◆ EXERCISE INSTRUCTIONS: How many lines of the records below contain the word "data"? Answer with the number alone.

+++++

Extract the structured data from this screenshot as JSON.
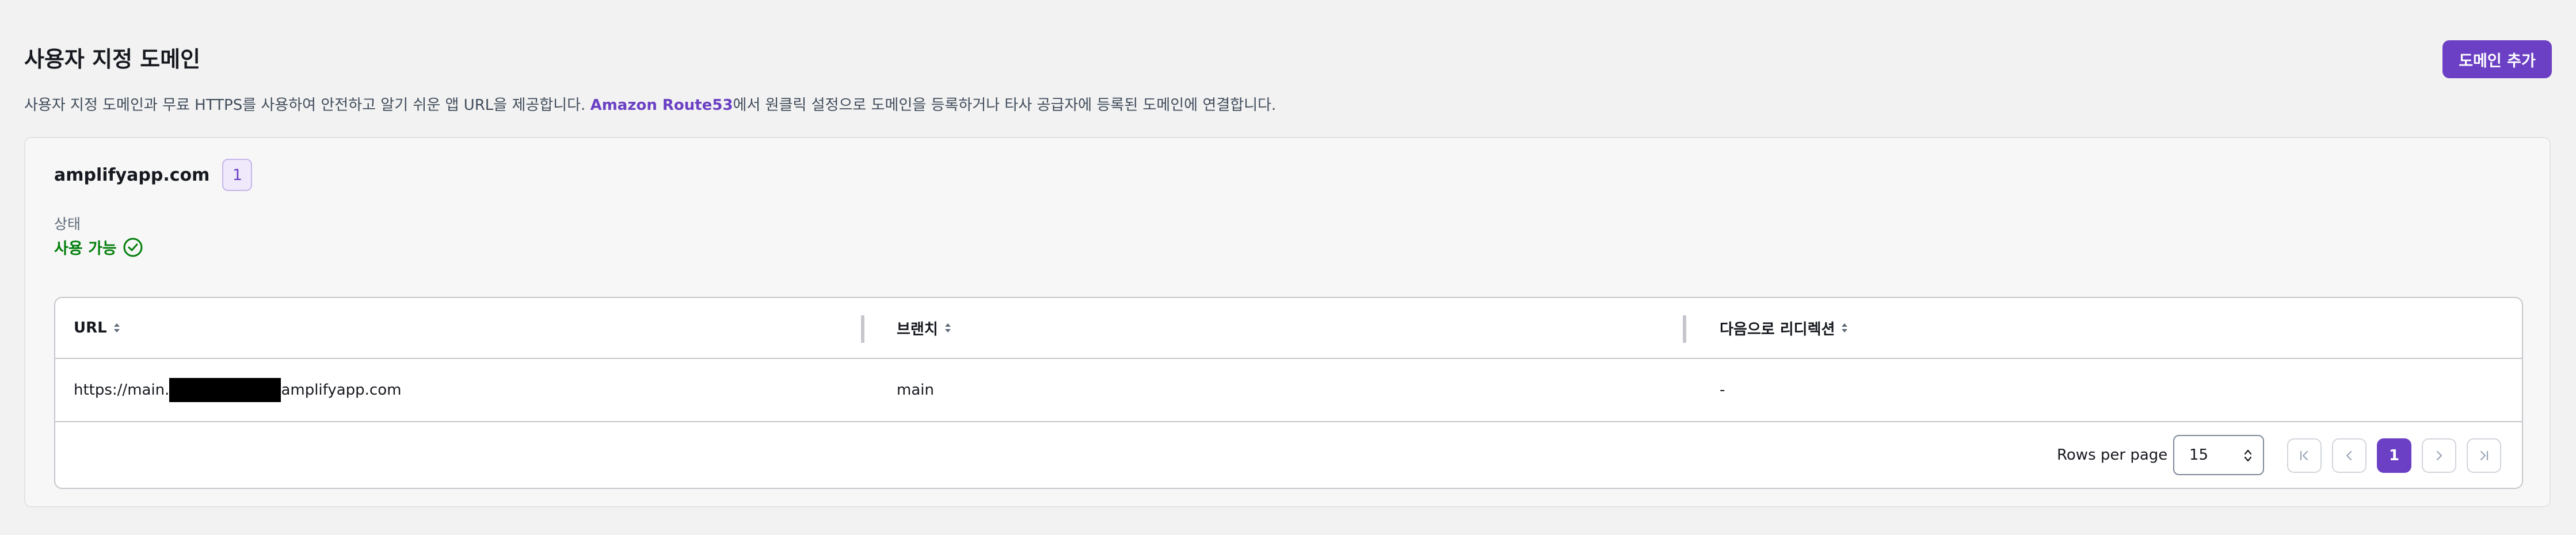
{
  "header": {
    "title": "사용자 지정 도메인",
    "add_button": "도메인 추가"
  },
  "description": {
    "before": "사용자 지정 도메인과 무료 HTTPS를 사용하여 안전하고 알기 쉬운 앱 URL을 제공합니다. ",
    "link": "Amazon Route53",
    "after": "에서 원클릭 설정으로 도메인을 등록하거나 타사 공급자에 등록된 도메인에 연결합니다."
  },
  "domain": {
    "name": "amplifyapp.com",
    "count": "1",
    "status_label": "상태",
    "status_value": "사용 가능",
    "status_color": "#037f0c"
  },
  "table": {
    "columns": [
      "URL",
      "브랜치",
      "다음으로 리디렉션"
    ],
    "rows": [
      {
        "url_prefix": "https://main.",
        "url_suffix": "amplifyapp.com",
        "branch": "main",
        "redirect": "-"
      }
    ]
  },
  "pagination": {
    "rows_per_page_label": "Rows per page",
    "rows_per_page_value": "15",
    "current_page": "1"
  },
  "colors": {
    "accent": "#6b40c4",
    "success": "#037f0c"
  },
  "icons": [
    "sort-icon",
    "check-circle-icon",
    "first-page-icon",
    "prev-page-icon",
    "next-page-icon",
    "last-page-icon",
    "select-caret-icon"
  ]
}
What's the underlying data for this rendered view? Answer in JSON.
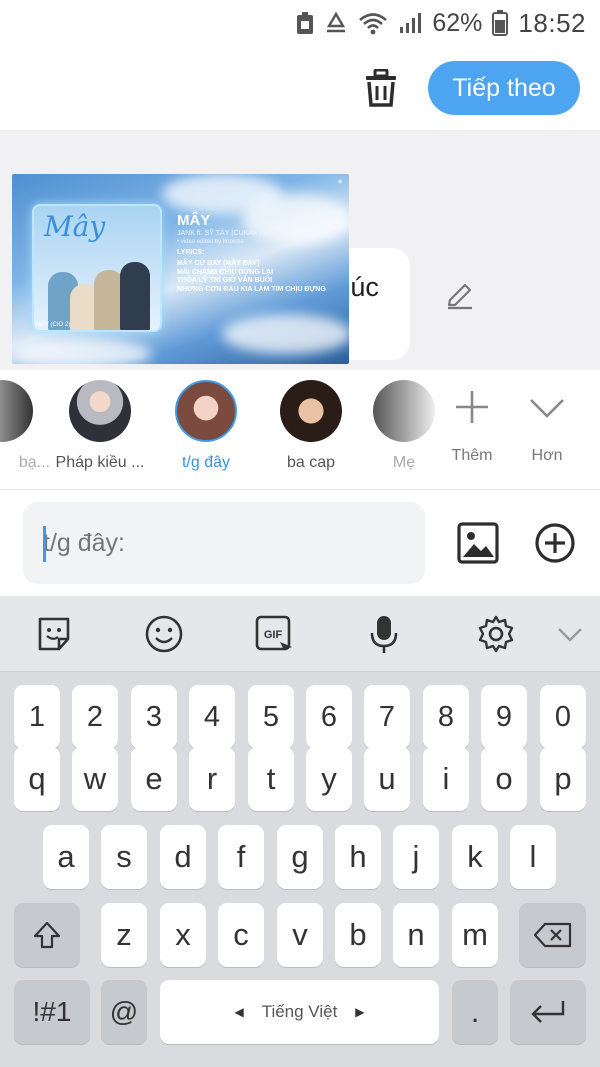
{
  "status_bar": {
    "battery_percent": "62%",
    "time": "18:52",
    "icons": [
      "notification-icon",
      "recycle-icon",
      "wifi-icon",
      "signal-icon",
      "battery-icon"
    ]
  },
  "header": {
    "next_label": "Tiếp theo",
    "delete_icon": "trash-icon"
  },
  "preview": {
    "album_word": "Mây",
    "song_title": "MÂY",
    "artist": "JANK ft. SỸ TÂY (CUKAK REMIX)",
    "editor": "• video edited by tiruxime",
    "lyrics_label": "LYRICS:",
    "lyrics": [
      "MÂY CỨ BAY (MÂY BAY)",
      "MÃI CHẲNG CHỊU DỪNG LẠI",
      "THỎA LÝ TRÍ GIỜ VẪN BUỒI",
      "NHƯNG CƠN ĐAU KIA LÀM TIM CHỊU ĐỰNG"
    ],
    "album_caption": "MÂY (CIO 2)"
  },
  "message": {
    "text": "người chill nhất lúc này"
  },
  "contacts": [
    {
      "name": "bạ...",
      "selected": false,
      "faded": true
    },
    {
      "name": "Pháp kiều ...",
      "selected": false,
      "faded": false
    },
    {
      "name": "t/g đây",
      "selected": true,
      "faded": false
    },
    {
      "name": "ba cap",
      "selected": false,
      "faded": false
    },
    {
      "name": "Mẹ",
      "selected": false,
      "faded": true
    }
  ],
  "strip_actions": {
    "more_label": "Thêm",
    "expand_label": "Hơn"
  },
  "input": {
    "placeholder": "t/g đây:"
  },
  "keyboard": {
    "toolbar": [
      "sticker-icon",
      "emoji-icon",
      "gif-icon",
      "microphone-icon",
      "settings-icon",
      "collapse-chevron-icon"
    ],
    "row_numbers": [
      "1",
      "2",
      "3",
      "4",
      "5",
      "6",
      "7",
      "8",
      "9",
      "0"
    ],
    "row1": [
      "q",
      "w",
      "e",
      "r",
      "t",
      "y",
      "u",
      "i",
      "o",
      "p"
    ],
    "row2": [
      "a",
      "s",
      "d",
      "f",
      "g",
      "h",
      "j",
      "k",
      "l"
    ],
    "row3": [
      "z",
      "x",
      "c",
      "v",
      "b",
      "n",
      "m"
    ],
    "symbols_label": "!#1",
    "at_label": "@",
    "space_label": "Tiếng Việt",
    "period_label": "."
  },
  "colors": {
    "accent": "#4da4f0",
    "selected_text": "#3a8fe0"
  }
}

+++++

◆ YOUR SOLUTION: 2